With Tears in My Eyes and Grief in My HeartNovember 17, 2009
Tonight, I received word that one of my good friends passed away at the far too young age of 44. He had a heart attack in the grocery store, and was taken from us.
David McClendon was my first journalism professor in college. He also gave me my first and last collegiate “F.” I misspelled the name of a politician in an article I wrote for his class, and he had warned us about that on day one. As he handed back that article, I was so disappointed in myself. How could I be a journalist if I missed the basics? David saw this in my eyes, and let me rewrite it. That was the first of many times he would provide me with much needed encouragement and support.
I stayed in touch with David after I left his class. I even took a photo of him for an article that was being written about him in the college newspaper. As I neared graduation, I was looking into a job opening at the newspaper where he worked. I emailed him, asking if I could pick his brain and get some advice. Of course, he said yes.
We went into New Haven, and he introduced me to Thai food. We chatted about life and what I wanted out of my career. He was happy to hear that I might be joining the paper, and was one of the first people to congratulate me when I started working there a week out of school.
David looked out for me at the newspaper. He was the city editor, and I was a journalist disguised as a web producer. He gave me stories as often as he could, pushing me to get out there and write. When he left the paper to head to Michigan, I was so bummed. I knew that no one would look out for me like he did.

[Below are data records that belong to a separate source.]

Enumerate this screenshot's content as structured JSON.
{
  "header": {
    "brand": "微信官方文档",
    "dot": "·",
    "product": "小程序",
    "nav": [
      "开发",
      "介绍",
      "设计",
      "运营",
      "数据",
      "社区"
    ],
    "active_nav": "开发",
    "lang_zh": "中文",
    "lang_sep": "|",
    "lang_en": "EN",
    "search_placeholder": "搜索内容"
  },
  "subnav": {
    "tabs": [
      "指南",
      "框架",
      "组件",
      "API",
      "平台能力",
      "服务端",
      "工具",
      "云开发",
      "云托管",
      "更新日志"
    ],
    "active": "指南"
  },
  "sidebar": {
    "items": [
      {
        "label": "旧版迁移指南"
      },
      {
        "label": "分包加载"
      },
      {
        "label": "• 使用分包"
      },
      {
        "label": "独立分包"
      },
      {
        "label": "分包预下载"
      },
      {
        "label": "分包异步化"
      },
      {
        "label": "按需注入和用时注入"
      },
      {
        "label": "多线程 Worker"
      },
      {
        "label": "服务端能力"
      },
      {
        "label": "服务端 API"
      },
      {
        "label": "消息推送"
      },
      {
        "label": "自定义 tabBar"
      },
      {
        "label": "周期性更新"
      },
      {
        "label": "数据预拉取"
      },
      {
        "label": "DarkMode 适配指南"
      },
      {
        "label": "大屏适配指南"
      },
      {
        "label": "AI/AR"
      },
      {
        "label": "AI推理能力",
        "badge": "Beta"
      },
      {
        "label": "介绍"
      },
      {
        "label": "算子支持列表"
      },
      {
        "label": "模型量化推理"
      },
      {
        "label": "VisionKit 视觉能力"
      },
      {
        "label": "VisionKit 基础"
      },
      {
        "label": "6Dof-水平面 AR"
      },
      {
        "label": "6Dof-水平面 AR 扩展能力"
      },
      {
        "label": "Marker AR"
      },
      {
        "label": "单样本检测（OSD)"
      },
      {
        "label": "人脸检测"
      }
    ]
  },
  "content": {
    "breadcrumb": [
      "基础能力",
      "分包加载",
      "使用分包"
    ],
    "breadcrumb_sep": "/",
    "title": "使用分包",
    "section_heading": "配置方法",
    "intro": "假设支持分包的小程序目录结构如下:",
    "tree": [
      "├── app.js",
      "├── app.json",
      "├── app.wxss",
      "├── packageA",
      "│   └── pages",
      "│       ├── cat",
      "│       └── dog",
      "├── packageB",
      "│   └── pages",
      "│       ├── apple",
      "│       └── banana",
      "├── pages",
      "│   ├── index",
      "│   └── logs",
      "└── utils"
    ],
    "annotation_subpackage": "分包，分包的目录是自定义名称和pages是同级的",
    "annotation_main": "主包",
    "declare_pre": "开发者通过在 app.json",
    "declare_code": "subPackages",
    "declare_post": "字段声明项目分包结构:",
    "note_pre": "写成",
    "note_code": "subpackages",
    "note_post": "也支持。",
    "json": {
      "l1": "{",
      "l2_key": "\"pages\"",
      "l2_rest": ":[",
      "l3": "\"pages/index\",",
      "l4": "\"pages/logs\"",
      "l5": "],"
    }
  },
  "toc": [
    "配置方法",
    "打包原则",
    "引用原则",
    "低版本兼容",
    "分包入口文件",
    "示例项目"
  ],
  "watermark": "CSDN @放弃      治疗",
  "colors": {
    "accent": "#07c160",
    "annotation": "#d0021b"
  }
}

We stayed in touch as he moved on to Michigan, working at a paper there. We spoke often on the phone, and he never stopped encouraging me. When my father died in 2007, he called, texted or emailed me every few days to see how I was doing. Regardless of what was going on in his life, he always took time out to see how I was.
I left the newspaper for a job at my college, and David was all for it. Time wore on, and he relocated to Chicago.
This past March, he was hospitalized after being hit hard by what was later diagnosed as sarcoidosis. It ravaged his body, and knocked him for a loop. He left Chicago, going home to New Jersey to be with his parents. He told me he was excited to be with them, but more excited to kick the disease’s ass.
I got preoccupied with my own life as the wedding neared, but we still managed to stay in touch. His blog was on my RSS feed, so I read each new post with relief at his seemingly good progress.
Sunday night I was talking to him online, telling him about this blog I had started. He was so happy, and said he was looking forward to seeing where I took it. I had to go, but told him that I really wanted to see him soon. We agreed to catch up next week and try to plan something.
The next day (Monday, yesterday), he was gone.
I am so grateful to have had David in my life. As a teacher, a mentor, a colleague, but most importantly as a friend. I will miss him more than I can express. Everyone who knew him is mourning a great loss right now, one that will be felt in our hearts forever. Here is another beautiful tribute to this incredible man.
Thank you, David, for your guidance and support. I know you will always be looking out for me, and that now I have another guardian angel.
Here are the last words he sent to me two days ago:
Sunday, November 15, 2009, 9:18 PM — David: Rock on, Nancy. Rock on.
I’ll do my best, my friend.